I should say something about the music too. It's some of the best superhero game music out there. Like some of the best game soundtracks, it's the kind of music you could easily play while walking around or working out (if you're into that sort of thing), doing tedious paperwork, or riding around in your car.
So what about the DLC? Either my PS4 doesn't keep track of this or I'm not clever enough to figure out how to persuade it to share the information, so I don't have a good sense of how much time I spent on the base game. It's probably safe to say it's 50+ hours. The three-part DLC probably has around 20-30 hours of extra gameplay. It tells a story of Hammerhead's (okay, I'm just going to say it--of all of the Spider-Man villains in this game, Hammerhead is just the dumbest and most stereotypical--a psychopathic mobster with a plate in his head--even Tombstone is more interesting) attempt to take control of the city's underworld using the wiles of Black Cat and the advanced arms and armor of Silver Sable. While I just found Hammerhead a bit irritating, the overarching narrative is quite fun. It picks up almost immediately after the crisis of the base game and runs with a few of the story threads that were intentionally left hanging afterwards.

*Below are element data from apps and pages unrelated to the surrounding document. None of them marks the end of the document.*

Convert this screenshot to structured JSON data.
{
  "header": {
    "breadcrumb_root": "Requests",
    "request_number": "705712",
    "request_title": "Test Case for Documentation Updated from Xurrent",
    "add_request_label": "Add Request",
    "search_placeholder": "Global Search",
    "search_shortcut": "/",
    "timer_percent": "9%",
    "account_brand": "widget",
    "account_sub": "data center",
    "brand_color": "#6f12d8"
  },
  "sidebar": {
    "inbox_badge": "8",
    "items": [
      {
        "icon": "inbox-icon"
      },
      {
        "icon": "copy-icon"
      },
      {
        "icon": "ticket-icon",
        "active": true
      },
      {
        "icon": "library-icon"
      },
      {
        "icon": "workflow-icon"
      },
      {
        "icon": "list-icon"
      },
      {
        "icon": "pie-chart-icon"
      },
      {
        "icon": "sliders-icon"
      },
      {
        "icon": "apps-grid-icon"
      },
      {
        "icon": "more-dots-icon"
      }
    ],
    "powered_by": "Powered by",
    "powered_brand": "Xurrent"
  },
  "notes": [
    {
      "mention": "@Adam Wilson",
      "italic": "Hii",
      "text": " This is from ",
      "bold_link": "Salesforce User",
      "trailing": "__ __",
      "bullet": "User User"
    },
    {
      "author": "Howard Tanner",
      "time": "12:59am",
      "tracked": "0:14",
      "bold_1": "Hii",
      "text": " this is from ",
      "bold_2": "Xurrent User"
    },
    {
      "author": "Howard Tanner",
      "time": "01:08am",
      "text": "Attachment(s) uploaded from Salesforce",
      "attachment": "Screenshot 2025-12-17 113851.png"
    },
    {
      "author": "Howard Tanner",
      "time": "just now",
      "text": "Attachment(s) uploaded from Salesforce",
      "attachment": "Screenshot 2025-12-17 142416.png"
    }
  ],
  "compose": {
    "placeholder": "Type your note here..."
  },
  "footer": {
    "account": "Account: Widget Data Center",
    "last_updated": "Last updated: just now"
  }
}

Do I have any criticisms? Well, Screwball is REALLY annoying, and her last mission in the Silver Sable DLC was beyond my abilities (or maybe my patience threshold) to complete. The game also has carried on the Marvel movie tradition that was novel and fun at first but has now come to represent the height of tedium--yes, I'm talking about BOTH mid-credit and post-credit scenes, truly the best of both horrible worlds. And. . . that's about it. This is damn good game. If you have a PS4, you're doing yourself a terrible injustice if you don't play it.